Just hours after a Travis County district court ruled Austin could not ban guns inside City Hall, Michael Cargill walked into the building, handgun on waist.
A district court ruled Austin City Hall's gun ban is against Texas's open carry law. (CBS Austin)
He was able to do this after the court stated Austin's gun ban inside City Hall was in violation of Texas's open carry law. Now, the city has to pay $1,500 for each of the six violations, totaling $9,000.
Cargill was the person who complained the city was violating the open carry law, spurring the 2016 lawsuit Texas Attorney General Ken Paxton filed, culminating in Thursday's decision.
"We won. I'm very happy. I'm now in Austin City Hall, the first license holder to be able to carry a handgun in the building," Cargill said.
Paxton released the following statement:
The district court’s ruling preserves and protects the Second Amendment rights of Texans and sends a strong message to the city of Austin that they are bound by the same laws as all other Texans. The city of Austin cannot violate the open carry law or any other law the Texas Legislature has enacted simply because they disagree with it. If the city of Austin appeals the district court’s decision, my office will continue to strongly defend the right of law-abiding Texans to keep and bear arms in accordance with our handgun laws.
Cargill says he - in conjunction with Paxton's team - plans to make sure this ruling is enforced with dozens of other cities acting similarly to Austin.
"I feel great. This is a great victory for the Second Amendment community. This is a great victory for every citizen in the state of Texas," Cargill said.
The city argued it was exempt according to the law, because they have court proceedings, city council meetings, and educational events in City Hall.
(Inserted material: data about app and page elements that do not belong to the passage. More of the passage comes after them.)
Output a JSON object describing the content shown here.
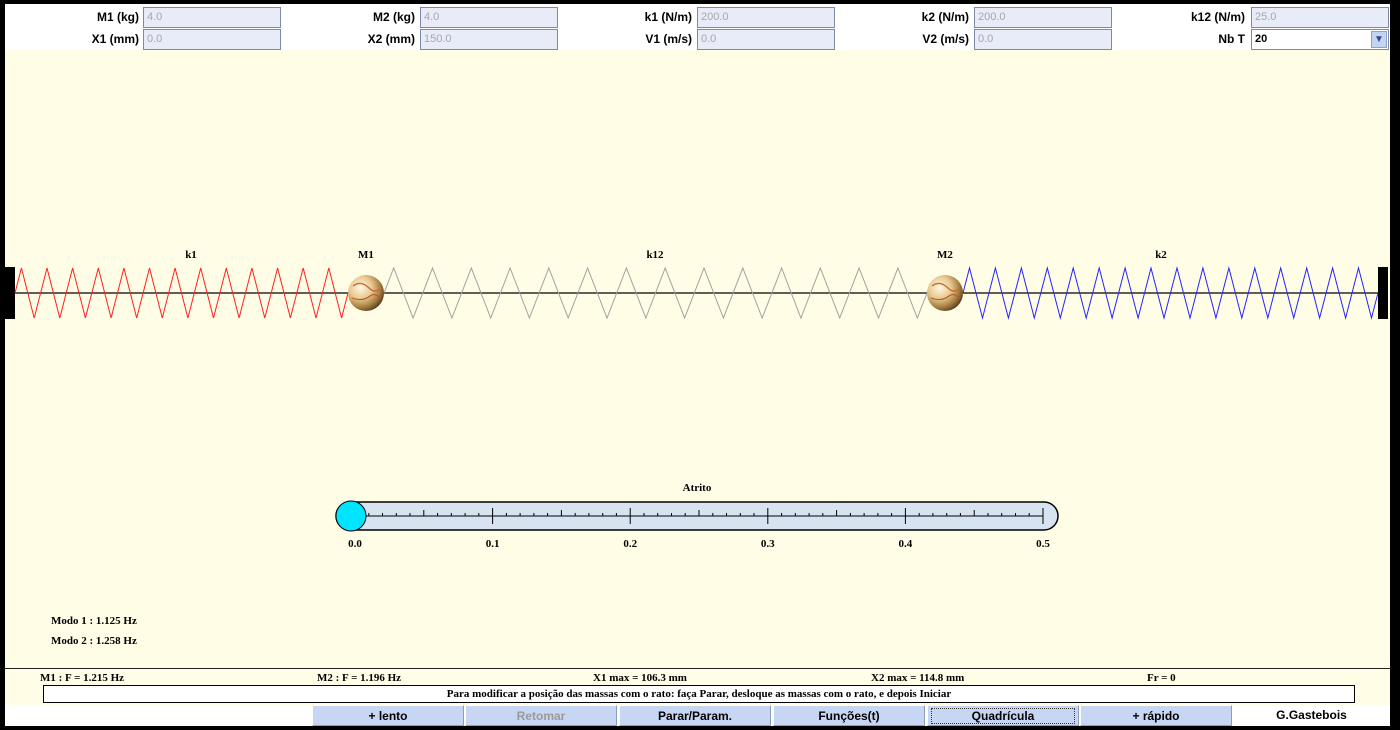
{
  "params": {
    "row1": [
      {
        "label": "M1 (kg)",
        "value": "4.0"
      },
      {
        "label": "M2 (kg)",
        "value": "4.0"
      },
      {
        "label": "k1 (N/m)",
        "value": "200.0"
      },
      {
        "label": "k2 (N/m)",
        "value": "200.0"
      },
      {
        "label": "k12 (N/m)",
        "value": "25.0"
      }
    ],
    "row2": [
      {
        "label": "X1 (mm)",
        "value": "0.0"
      },
      {
        "label": "X2 (mm)",
        "value": "150.0"
      },
      {
        "label": "V1 (m/s)",
        "value": "0.0"
      },
      {
        "label": "V2 (m/s)",
        "value": "0.0"
      },
      {
        "label": "Nb T",
        "value": "20"
      }
    ]
  },
  "scene": {
    "k1_label": "k1",
    "m1_label": "M1",
    "k12_label": "k12",
    "m2_label": "M2",
    "k2_label": "k2",
    "spring_colors": {
      "k1": "#ff2020",
      "k12": "#a0a0a0",
      "k2": "#2424ff"
    }
  },
  "friction": {
    "title": "Atrito",
    "value": 0.0,
    "min": 0.0,
    "max": 0.5,
    "tick_labels": [
      "0.0",
      "0.1",
      "0.2",
      "0.3",
      "0.4",
      "0.5"
    ],
    "knob_color": "#00e5ff"
  },
  "modes": {
    "modo1": "Modo 1 : 1.125 Hz",
    "modo2": "Modo 2 : 1.258 Hz"
  },
  "status": {
    "m1_freq": "M1 : F = 1.215 Hz",
    "m2_freq": "M2 : F = 1.196 Hz",
    "x1_max": "X1 max = 106.3 mm",
    "x2_max": "X2 max = 114.8 mm",
    "fr": "Fr = 0"
  },
  "message": "Para modificar a posição das massas com o rato: faça Parar, desloque as massas com o rato, e depois Iniciar",
  "buttons": {
    "slower": "+ lento",
    "resume": "Retomar",
    "stop": "Parar/Param.",
    "functions": "Funções(t)",
    "grid": "Quadrícula",
    "faster": "+ rápido"
  },
  "author": "G.Gastebois"
}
Court personnel also have offices here.
City officials are hoping they appeal this decision.
"I will continue to encourage our legal staff to pursue this ruling, to appeal the ruling, and to take a strong stance," said Kathie Tovo, the city council member representing District 9.
The City of Austin released the following statement:
We are disappointed because City Hall is a multifunctional building that is at times a court facility, a polling place, a location for educational activities and the location of City Council meetings, all of which meet the state legislature’s conditions for restricting the carrying of handguns.
Consistent with the Court’s order, we will continue to ban handguns from City Hall during those times when the legislature’s limitations allow, and we will be amending our communications to clarify when our handgun ban will be in effect.
Tovo says safety is her top priority, which is why she wants the city to appeal. "I think the public interest is best served prohibiting guns from public buildings, government buildings, and educational institutions," she said.
The city has not yet said if they will appeal the decision.